Kaiē Tsitselē (or Kay Cicellis, name by which she is known in English), 1926-2001, was a Greek author who wrote in both English and Greek. Her linguistic biography is complex. Born in Marseille to Greek parents, who seem to have normally spoken French with her, she learned English from an English governess, and she very soon came to feel that English was the language most suited to her writing. She had never visited Greece until, at the age of ten, she moved with her family to Athens. For the first three years after this move, she received private lessons at home, and she was later to claim that this was when she first learned Greek. In 1939 she enrolled at the American College for Girls in the seaside Athens suburb of Hellēniko. It was about this time that she began to write literary texts in English. As she wrote in 1956, “at the very moment when I recognized the English language as my language, I also recognized Greece as my country, my element. These two discoveries, though simultaneous, were irreconcilable” (Tsitselē 1956a). After the German invasion of Greece in 1941, she moved with her family to her father’s ancestral island of Cephalonia. Once the Second World War was over, Tsitselē settled in Athens, where she lived for most of the rest of her life. However, she spent two extended periods in London in 1950-1 and 1955-6, several months in Karachi, and about four years in a small town near Manchester, England (1958-62). The reason why she spent time in these last two places was that her husband Nikos Paleologos was working there.

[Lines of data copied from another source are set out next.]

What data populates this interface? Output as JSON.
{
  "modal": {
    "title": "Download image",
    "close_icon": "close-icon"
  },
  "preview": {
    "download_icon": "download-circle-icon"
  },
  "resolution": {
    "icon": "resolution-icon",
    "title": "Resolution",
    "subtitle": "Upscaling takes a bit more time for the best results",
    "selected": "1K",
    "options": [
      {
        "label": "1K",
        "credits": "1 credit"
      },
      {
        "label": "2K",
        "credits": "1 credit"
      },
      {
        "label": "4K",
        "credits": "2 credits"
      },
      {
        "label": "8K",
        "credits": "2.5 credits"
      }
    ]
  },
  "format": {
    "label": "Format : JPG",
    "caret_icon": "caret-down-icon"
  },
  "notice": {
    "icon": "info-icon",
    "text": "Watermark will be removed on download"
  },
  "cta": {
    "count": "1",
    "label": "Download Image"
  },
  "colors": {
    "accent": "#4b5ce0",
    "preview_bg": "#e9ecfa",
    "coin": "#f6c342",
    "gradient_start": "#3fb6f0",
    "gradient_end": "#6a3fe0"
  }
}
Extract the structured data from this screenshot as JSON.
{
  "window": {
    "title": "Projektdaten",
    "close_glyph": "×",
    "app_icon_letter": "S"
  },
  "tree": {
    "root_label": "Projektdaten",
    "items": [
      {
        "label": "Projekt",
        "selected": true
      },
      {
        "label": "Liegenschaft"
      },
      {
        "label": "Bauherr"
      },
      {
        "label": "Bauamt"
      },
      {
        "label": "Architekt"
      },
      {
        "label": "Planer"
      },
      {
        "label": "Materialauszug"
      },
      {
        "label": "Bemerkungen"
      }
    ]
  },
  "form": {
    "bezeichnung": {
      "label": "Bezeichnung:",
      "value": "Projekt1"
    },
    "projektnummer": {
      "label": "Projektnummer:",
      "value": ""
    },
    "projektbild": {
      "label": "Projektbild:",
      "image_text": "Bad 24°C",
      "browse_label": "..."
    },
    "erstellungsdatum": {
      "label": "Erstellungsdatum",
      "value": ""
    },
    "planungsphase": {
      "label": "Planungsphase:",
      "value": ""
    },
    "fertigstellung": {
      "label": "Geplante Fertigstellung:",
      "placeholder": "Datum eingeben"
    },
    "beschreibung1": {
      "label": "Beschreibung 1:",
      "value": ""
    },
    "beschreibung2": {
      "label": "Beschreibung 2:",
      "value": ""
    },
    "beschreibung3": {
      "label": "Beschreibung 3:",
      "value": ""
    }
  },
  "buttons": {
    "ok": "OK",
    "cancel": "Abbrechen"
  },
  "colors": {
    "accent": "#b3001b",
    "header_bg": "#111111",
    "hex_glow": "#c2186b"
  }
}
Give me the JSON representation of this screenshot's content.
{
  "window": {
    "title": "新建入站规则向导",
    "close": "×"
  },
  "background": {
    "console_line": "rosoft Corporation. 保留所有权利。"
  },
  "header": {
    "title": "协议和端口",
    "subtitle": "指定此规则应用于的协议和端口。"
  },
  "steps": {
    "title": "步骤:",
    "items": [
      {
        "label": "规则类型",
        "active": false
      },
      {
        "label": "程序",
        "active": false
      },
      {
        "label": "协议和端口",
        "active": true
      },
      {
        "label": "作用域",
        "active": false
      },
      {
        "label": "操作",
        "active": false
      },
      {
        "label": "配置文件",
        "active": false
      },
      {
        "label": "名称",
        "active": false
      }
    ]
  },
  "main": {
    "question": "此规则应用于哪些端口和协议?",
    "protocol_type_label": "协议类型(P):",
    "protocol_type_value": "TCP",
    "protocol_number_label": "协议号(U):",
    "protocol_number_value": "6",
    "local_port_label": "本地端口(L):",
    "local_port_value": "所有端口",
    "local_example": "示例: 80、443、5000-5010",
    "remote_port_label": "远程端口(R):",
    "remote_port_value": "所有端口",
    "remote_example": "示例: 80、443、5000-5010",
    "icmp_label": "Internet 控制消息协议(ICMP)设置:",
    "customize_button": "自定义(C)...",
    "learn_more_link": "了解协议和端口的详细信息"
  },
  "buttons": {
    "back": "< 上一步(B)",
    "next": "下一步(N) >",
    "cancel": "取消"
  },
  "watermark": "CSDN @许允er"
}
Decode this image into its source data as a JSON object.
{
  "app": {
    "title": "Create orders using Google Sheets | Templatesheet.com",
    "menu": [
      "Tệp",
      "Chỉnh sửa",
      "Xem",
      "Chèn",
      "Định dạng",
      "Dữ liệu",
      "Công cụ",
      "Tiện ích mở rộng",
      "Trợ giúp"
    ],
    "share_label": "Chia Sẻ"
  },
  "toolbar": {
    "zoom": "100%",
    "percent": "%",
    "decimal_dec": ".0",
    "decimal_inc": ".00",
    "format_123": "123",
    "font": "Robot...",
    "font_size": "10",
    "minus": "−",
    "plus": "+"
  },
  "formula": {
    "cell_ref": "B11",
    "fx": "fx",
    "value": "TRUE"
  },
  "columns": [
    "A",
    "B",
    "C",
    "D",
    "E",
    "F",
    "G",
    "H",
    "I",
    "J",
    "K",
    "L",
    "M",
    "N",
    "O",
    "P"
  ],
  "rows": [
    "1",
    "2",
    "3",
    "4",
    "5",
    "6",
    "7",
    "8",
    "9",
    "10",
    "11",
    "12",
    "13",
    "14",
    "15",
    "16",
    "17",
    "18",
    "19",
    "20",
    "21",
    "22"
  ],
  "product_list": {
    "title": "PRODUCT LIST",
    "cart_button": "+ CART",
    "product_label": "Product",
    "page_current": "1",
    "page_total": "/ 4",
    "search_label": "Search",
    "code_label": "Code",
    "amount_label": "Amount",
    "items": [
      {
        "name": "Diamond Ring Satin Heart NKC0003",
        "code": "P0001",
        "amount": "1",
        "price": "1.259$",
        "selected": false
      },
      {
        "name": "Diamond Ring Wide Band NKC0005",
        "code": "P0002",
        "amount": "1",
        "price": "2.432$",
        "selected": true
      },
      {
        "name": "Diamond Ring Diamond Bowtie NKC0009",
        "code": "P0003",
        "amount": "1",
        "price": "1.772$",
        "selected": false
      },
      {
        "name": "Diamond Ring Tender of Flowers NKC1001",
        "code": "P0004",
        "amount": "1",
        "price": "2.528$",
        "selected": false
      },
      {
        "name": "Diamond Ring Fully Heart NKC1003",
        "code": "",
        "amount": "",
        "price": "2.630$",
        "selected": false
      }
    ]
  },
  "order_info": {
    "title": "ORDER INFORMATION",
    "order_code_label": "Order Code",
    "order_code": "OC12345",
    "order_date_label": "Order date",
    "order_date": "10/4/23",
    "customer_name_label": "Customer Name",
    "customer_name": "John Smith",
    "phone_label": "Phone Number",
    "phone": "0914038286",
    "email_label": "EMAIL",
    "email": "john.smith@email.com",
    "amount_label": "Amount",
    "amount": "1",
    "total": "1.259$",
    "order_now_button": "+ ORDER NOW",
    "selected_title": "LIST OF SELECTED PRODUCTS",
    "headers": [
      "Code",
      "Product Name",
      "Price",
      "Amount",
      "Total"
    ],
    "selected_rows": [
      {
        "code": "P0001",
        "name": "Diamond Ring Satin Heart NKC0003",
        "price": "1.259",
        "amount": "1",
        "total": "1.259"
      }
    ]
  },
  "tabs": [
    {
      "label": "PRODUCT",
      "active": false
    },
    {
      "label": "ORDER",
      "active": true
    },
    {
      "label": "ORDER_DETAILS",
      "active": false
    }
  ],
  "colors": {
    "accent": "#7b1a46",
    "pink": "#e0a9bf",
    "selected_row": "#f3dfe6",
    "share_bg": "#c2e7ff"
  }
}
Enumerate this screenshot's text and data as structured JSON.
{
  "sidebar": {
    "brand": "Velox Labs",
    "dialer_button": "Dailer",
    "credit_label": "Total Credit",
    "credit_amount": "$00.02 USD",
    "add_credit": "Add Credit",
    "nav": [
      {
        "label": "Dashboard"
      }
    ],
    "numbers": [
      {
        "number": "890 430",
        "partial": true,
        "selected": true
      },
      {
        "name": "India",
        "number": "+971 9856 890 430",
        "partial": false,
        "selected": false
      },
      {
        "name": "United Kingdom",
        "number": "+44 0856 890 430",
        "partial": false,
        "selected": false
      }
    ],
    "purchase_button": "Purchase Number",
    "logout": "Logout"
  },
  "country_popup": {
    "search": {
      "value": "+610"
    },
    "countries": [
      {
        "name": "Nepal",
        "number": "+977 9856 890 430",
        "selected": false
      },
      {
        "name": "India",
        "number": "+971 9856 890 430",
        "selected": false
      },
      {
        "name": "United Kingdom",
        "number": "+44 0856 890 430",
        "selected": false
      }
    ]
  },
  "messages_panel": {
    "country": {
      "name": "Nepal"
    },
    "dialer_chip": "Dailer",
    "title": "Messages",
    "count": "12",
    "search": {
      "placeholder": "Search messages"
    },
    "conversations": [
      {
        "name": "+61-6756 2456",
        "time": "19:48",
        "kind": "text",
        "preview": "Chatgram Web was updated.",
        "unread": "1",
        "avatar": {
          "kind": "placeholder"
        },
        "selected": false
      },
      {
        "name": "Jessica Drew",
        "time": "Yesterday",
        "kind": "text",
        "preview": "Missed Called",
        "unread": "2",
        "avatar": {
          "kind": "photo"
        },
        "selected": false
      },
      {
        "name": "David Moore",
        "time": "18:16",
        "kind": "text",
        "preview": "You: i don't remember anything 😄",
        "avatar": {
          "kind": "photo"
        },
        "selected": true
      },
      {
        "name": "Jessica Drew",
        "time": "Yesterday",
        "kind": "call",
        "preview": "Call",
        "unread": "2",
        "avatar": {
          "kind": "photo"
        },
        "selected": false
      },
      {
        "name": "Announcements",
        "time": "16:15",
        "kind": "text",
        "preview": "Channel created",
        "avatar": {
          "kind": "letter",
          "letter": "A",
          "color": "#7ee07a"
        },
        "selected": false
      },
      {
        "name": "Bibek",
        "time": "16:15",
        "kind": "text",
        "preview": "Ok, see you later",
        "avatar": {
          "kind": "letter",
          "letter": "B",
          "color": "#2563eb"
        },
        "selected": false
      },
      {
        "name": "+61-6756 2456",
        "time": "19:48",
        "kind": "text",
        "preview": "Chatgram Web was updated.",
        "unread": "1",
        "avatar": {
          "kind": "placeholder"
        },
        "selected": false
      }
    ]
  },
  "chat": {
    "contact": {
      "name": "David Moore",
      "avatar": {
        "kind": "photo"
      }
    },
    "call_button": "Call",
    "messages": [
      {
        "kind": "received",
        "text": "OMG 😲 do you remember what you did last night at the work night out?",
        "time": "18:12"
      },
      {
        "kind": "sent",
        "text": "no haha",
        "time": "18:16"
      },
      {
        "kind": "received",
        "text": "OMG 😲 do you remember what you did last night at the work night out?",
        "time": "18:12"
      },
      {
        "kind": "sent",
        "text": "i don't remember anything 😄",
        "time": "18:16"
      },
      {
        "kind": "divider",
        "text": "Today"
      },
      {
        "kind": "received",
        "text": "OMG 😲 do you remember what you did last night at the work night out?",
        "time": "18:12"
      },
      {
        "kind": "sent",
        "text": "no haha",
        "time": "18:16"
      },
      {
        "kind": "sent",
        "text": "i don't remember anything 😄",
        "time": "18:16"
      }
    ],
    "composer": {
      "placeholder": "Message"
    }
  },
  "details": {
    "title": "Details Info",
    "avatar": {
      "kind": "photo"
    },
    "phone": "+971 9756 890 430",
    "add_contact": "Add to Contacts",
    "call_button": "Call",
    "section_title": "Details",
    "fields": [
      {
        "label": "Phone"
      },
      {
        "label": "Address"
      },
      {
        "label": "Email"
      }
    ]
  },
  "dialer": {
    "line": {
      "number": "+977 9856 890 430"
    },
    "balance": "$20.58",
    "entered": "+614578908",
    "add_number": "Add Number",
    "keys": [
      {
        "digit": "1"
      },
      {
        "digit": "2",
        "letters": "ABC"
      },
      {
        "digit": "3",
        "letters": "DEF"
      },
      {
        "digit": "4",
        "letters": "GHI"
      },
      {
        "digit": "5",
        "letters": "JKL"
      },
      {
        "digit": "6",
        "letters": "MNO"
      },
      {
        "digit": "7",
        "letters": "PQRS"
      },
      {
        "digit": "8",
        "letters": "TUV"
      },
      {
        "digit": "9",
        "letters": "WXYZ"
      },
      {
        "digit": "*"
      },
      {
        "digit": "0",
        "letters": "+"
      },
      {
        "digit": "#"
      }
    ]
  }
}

Most of Tsitselē’s literary writing until the 1980s was in English, and all of her first six books, published in the period 1950-1967, were written in English. The most successful phase of her career as an English writer lasted from 1950 to the early 1960s. During the period between 1974 and 1996 she became one of the foremost translators of modern Greek writing – both fiction and non-fiction – into English. After some texts of hers in Greek had appeared sporadically over a period of forty years, her career as a Greek author enjoyed a remarkable late flowering in the 1990s, when she published a series of stories in magazines, which were collected, together with others, in a volume entitled Ho choros tōn hōrōn ( The Dance of the Hours, Athens 1998). This, her first and only book written in Greek, was awarded the Greek National Short-Story Prize in 1999.

Source: From the finding aid for C0801

  • Kaiē Tsitselē Papers. 1898-2001 (inclusive).

    Call Number: C0801

    Consists of personal papers of Kaiē Tsitselē, Greek author and translator, who contributed to the dissemination of the Modern Greek literature outside Greece. The collection consists of manuscripts of some of Tsitselē's novels, short stories, radio scripts, and book reviews along with her English translations of Greek works. Correspondence with her friends and colleagues completes the collection.